知りたきゃ前文を訳せばいい

投稿日時 - 2018-12-21 10:26:51

ANo.2

 ここでのstarts inはどのような意味でしょうか?

 この文のすぐ前にあるmore weeping and wailing をまたすぐ繰り返すのはまずいと思われます。

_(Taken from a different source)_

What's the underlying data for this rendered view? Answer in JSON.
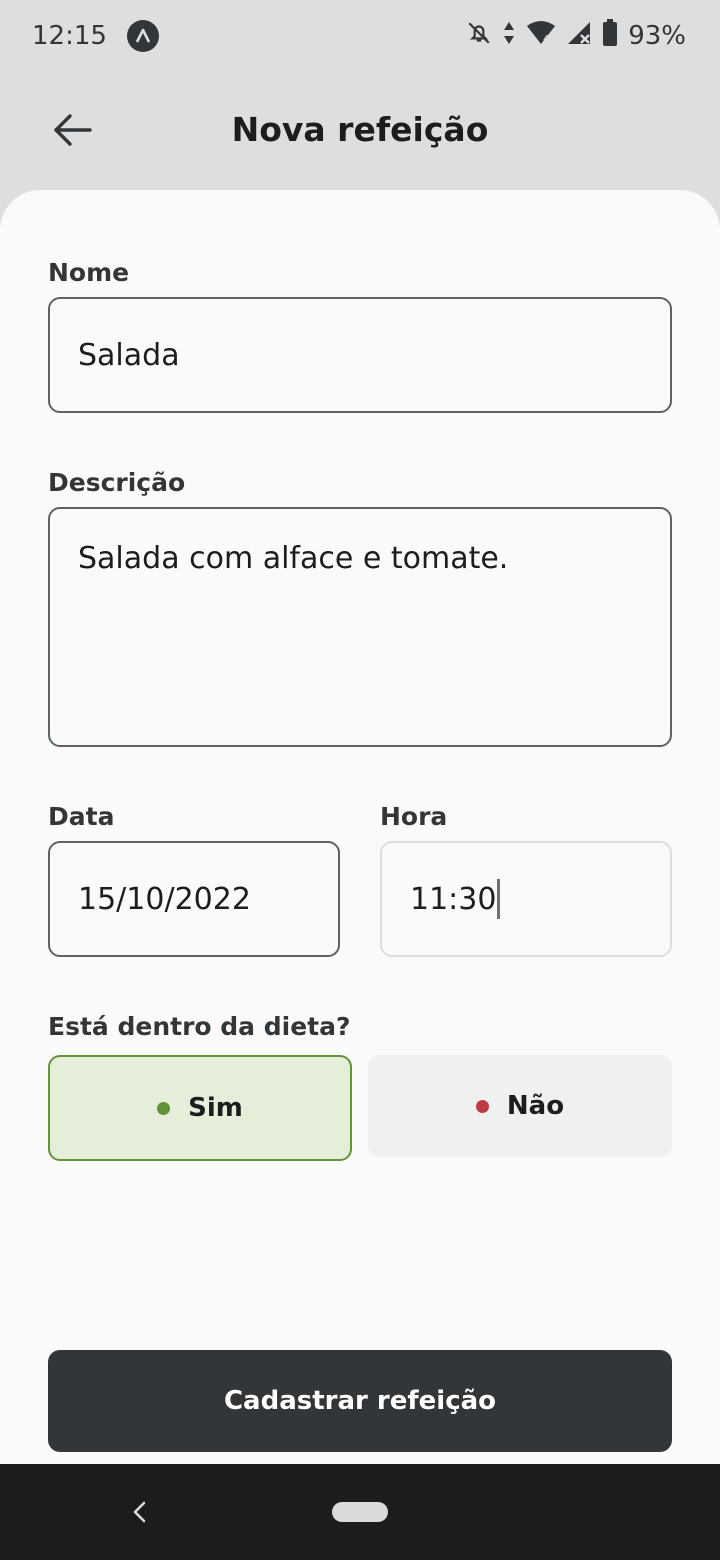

したがってその省略でしょう。

 すなわち. If she starts in more weeping and wailing (もしお母さんがまた泣いたり喚いたりを)始める(なら、電話を切るか、電話から離れるかになさい)

投稿日時 - 2018-12-21 09:21:07

お礼

ご回答ありがとうございます

投稿日時 - 2018-12-21 16:32:19